It′s a Ruff Life
The more active the subject, the harder the task, but just because a canine friend has a mellow temperament, it doesn’t guarantee a great shoot. As a matter of fact, I’ve worked with some dogs that have been so mellow, all they want to do is sprawl on the ground making it tough to capture expression and personality. For me, a successful dog photo captures a special look, a frozen moment in time when he or she does something unique, or conveys interaction when photographing multiple subjects. Being able to anticipate when these events will happen comes with practice and learning about your subject. By following the tips found below, you’ll get to that point more quickly.
Become a Friend: It’s important the dog feels comfortable so I need to convey trust. This means getting down on the ground, petting it’s belly, sharing a treat, and doing whatever it takes to let it know I am a friend. Before the shoot, I confer with the owner and find out what I can and can’t do with regards to what the dog likes or not. I’ll ask if it’s OK to give treats and make sure the owner brings some. I find out key words that make the ears go up. I’ll ask about special toys that the dog holds dear and make sure they’re brought. Even armed with all this information, you must realize that the tricks work for only a few times and the dog gets wise to you very quickly so use them when you feel they can be optimized.
Friendly Environment: Whether you shoot in your studio, outdoors in your backyard, or at a local park, make sure that each environment is dog friendly. The studio is the most difficult as you’ll have light stands and strobes set up, so make sure they’re secured with gaffers tape or other devices so they don’t fall if bumped. Have some toys that make strange noises to get the dog’s attention. Don’t have it so cramped that the dog won’t be able to sniff out its strange and new environment. In that he or she will be able to sniff the previously shot subject, set aside a time period for the curiosity to dissipate. Plan the length of your session to allow the dog to get comfortable so that natural looks can be captured. If you’re using strobes, pop them off periodically while the dog is getting used to your studio so the flash won’t be a total surprise upon taking the first image.
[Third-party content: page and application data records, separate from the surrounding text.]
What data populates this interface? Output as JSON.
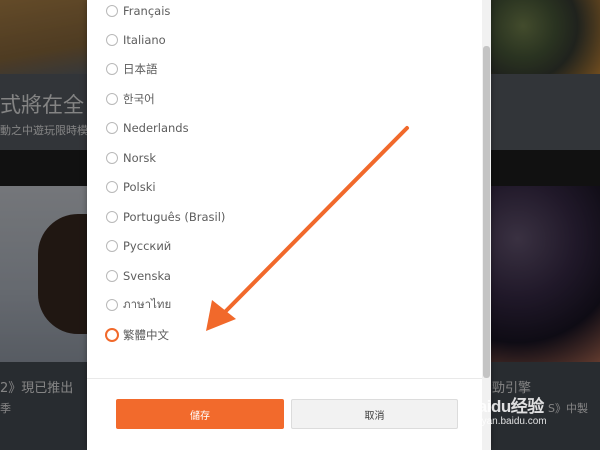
{
  "background": {
    "top_left_title": "式將在全",
    "top_left_subtitle": "動之中遊玩限時模",
    "bottom_left_title": "2》現已推出",
    "bottom_left_subtitle": "季",
    "bottom_right_title": "勁引擎",
    "bottom_right_subtitle": "S》中製"
  },
  "language_dialog": {
    "languages": [
      {
        "label": "Français",
        "selected": false
      },
      {
        "label": "Italiano",
        "selected": false
      },
      {
        "label": "日本語",
        "selected": false
      },
      {
        "label": "한국어",
        "selected": false
      },
      {
        "label": "Nederlands",
        "selected": false
      },
      {
        "label": "Norsk",
        "selected": false
      },
      {
        "label": "Polski",
        "selected": false
      },
      {
        "label": "Português (Brasil)",
        "selected": false
      },
      {
        "label": "Русский",
        "selected": false
      },
      {
        "label": "Svenska",
        "selected": false
      },
      {
        "label": "ภาษาไทย",
        "selected": false
      },
      {
        "label": "繁體中文",
        "selected": true
      }
    ],
    "save_label": "儲存",
    "cancel_label": "取消"
  },
  "annotation": {
    "arrow_color": "#f1692b"
  },
  "watermark": {
    "brand": "Baidu经验",
    "url": "jingyan.baidu.com"
  },
  "colors": {
    "accent": "#f26a2c",
    "radio_selected": "#f1692b"
  }
}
Don’t Hold Back: Here’s where a lot comes into play. Don’t be afraid to make a fool of yourself making noises and getting low so you’ll be at eye level with your subject. As a matter of fact, it’s often appreciated by the owner to see you getting involved. Vary your focal lengths but remember to fill the frame. I use an 80-200mm zoom as it gives me a great diversity of focal lengths and works for small to large subjects. Don’t overlook a full frame face where you zoom in for a tight head shot. If I’m shooting outdoors, I may opt for a wider shot if the environment in which I’m shooting complements the dog. And most importantly, if the light level is low and you’re shooting outdoors, focus on the eyes to make sure they’re sharp. If necessary, bump up the ISO to gain a faster shutter speed or aperture to net more depth of field.
To learn more about this topic, join me on one of my Photographic Nature Tours. Visit www.russburdenphotography.com and click on the NATURE TOURS button for more information. Also, pick up a copy of my new book, Amphoto’s Complete Book of Photography. You can purchase a signed copy directly from me or visit your local book store or Amazon. Contact me at firstname.lastname@example.org to order your signed copy.